The long-standing, centuries-old connections between Britain and India, which were originally forged on the basis of trade, remain etched into the landscape of modern London. While the West India Docks (now home to Canary Wharf) and the East India Docks (now a sanctuary for wildlife) are no longer operating, their legacy lives on in our city as they were once among the busiest docks in the world, importing tea, spices and various other Indian commodities.
But it isn't just the names of some of London's historic sites that shed light on the enduring ties that exist between India and our city. The stories of many of today's Londoners do too, not least my own which in many ways is bound up with the history of India-UK relations.

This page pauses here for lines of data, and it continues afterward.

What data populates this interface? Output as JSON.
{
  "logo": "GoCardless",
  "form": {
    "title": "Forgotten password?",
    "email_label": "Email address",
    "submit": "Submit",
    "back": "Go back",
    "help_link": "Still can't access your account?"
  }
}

It's apparent today both London and India value pluralism and that each subscribes to the idea of unity in diversity. In fact, I strongly believe that our diversity is one of our greatest strengths and so against this backdrop of common values, I want to build on our shared democratic and cosmopolitan culture to establish an even stronger relationship between our city and the State of India.
I think there is immense potential to deepen and expand our links across a wide range of fields, from business and the economy to tourism, higher education, clean energy and finance. Of course, our shared history, shared connections and shared values make this a natural partnership. But so too does the fact that London plays host to an enormous Indian diaspora community, numbering over 610,000 people-the largest of all the overseas populations living here in our capital.
In my role as mayor of London, I want to support, facilitate and grow these bonds that draw us so closely together because I firmly believe that moving forward our city and India have much to gain from increased cooperation and partnership.
Measured by the total number of projects, India is the second-largest investor in London after the US. The country accounted for 11 per cent of all foreign direct investment projects in London from 2005 to 2016, creating around 5,000 new jobs.
I'm proud to say the investment is flowing both ways though, with exciting new opportunities emerging for London firms to partner with Indian cities, amid recent commitments by the UK businesses to make £2 billion worth of investments in the country over the next five years. The rise of India's sizeable English-speaking middle class also means in the decades ahead, our creative industries are set to export more of their output than ever before to the subcontinent. What's clear to me is that there is massive scope for London's companies to engage with and tap the potential of India's widening consumer base in the coming years.
Indian tech firms, as well as those from the United States, East Asia and of course Europe, will only locate to London if they are sure they can call on workers with the necessary skill sets. This is an argument I regularly make to the UK government because I know that the only way London can maintain its competitive edge is by protecting its ability to attract first-rate talent from across the globe. However, there is no escaping the harsh reality that the number of Indian students studying in London has declined considerably in the last four years-partly due to the removal of the post-study work visa. In my view, it is absolutely crucial that foreign students who want to study in London are able to do so, because they are crucial for our economy.
While the result of the EU referendum was not the one that I, or indeed the majority of Londoners had hoped for, Britain is now on course to leave the EU. I regret that, and I'm sure that view will be shared by Indian business interests in London, but we must deal with the situation as it is, not as we might wish it to be. And so, I note that following the EU referendum, India was among the first countries to express an interest in agreeing to a bilateral trade deal with the UK at the earliest opportunity. I will press the UK government to make sure a trade deal with India is a high priority.
Throughout my mayoralty, I pledge to do whatever I can to further strengthen and develop that friendship because I know that across our country, especially in London, Indians and the Indian diaspora have made an absolutely vital contribution to our economic and cultural life. And while I cannot speak for the whole of the UK, what I can say on behalf of London is that we will always be open to India and the Indian people.
The above is a synopsis of one of the chapters from ′Winning Partnership: India-UK Relations Beyond Brexit′, edited by India Inc. Founder & CEO Manoj Ladwa.